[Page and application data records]
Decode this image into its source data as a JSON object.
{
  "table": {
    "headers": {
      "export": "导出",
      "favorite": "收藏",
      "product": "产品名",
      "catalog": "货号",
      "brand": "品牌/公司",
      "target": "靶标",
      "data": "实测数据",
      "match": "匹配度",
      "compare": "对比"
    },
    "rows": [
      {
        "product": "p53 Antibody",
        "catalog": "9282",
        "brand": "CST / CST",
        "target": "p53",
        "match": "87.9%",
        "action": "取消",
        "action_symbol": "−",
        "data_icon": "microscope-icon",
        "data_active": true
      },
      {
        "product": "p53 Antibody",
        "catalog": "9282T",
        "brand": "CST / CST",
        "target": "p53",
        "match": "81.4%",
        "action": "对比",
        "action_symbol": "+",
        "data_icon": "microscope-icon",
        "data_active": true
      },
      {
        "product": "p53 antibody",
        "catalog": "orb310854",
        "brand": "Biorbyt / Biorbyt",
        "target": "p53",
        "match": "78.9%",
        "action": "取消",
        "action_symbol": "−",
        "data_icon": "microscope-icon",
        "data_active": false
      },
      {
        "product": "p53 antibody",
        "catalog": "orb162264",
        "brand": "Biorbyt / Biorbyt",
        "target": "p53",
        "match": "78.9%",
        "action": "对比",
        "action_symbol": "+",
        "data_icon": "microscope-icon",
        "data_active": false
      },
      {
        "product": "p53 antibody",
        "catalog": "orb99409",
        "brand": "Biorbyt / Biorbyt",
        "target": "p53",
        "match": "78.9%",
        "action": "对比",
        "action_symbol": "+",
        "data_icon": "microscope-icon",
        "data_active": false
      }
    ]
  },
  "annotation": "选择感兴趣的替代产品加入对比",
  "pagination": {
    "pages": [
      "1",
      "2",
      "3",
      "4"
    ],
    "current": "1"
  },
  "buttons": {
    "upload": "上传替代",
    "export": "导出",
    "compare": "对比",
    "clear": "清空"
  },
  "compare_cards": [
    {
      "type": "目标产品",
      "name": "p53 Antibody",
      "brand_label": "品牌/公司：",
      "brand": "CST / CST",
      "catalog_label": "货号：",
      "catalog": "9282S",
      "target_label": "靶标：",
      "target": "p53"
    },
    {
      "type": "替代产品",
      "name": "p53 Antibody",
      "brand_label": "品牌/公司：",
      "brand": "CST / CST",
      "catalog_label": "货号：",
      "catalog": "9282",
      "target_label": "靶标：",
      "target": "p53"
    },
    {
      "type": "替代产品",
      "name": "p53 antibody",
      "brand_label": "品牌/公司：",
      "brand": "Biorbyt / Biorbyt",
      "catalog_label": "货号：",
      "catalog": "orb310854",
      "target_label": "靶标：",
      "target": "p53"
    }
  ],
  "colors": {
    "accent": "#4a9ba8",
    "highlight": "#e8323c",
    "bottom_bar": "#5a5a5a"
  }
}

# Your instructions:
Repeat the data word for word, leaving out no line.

# Output of the exercise:
Decode this image into its source data as a JSON object.
{
  "table": {
    "headers": {
      "export": "导出",
      "favorite": "收藏",
      "product": "产品名",
      "catalog": "货号",
      "brand": "品牌/公司",
      "target": "靶标",
      "data": "实测数据",
      "match": "匹配度",
      "compare": "对比"
    },
    "rows": [
      {
        "product": "p53 Antibody",
        "catalog": "9282",
        "brand": "CST / CST",
        "target": "p53",
        "match": "87.9%",
        "action": "取消",
        "action_symbol": "−",
        "data_icon": "microscope-icon",
        "data_active": true
      },
      {
        "product": "p53 Antibody",
        "catalog": "9282T",
        "brand": "CST / CST",
        "target": "p53",
        "match": "81.4%",
        "action": "对比",
        "action_symbol": "+",
        "data_icon": "microscope-icon",
        "data_active": true
      },
      {
        "product": "p53 antibody",
        "catalog": "orb310854",
        "brand": "Biorbyt / Biorbyt",
        "target": "p53",
        "match": "78.9%",
        "action": "取消",
        "action_symbol": "−",
        "data_icon": "microscope-icon",
        "data_active": false
      },
      {
        "product": "p53 antibody",
        "catalog": "orb162264",
        "brand": "Biorbyt / Biorbyt",
        "target": "p53",
        "match": "78.9%",
        "action": "对比",
        "action_symbol": "+",
        "data_icon": "microscope-icon",
        "data_active": false
      },
      {
        "product": "p53 antibody",
        "catalog": "orb99409",
        "brand": "Biorbyt / Biorbyt",
        "target": "p53",
        "match": "78.9%",
        "action": "对比",
        "action_symbol": "+",
        "data_icon": "microscope-icon",
        "data_active": false
      }
    ]
  },
  "annotation": "选择感兴趣的替代产品加入对比",
  "pagination": {
    "pages": [
      "1",
      "2",
      "3",
      "4"
    ],
    "current": "1"
  },
  "buttons": {
    "upload": "上传替代",
    "export": "导出",
    "compare": "对比",
    "clear": "清空"
  },
  "compare_cards": [
    {
      "type": "目标产品",
      "name": "p53 Antibody",
      "brand_label": "品牌/公司：",
      "brand": "CST / CST",
      "catalog_label": "货号：",
      "catalog": "9282S",
      "target_label": "靶标：",
      "target": "p53"
    },
    {
      "type": "替代产品",
      "name": "p53 Antibody",
      "brand_label": "品牌/公司：",
      "brand": "CST / CST",
      "catalog_label": "货号：",
      "catalog": "9282",
      "target_label": "靶标：",
      "target": "p53"
    },
    {
      "type": "替代产品",
      "name": "p53 antibody",
      "brand_label": "品牌/公司：",
      "brand": "Biorbyt / Biorbyt",
      "catalog_label": "货号：",
      "catalog": "orb310854",
      "target_label": "靶标：",
      "target": "p53"
    }
  ],
  "colors": {
    "accent": "#4a9ba8",
    "highlight": "#e8323c",
    "bottom_bar": "#5a5a5a"
  }
}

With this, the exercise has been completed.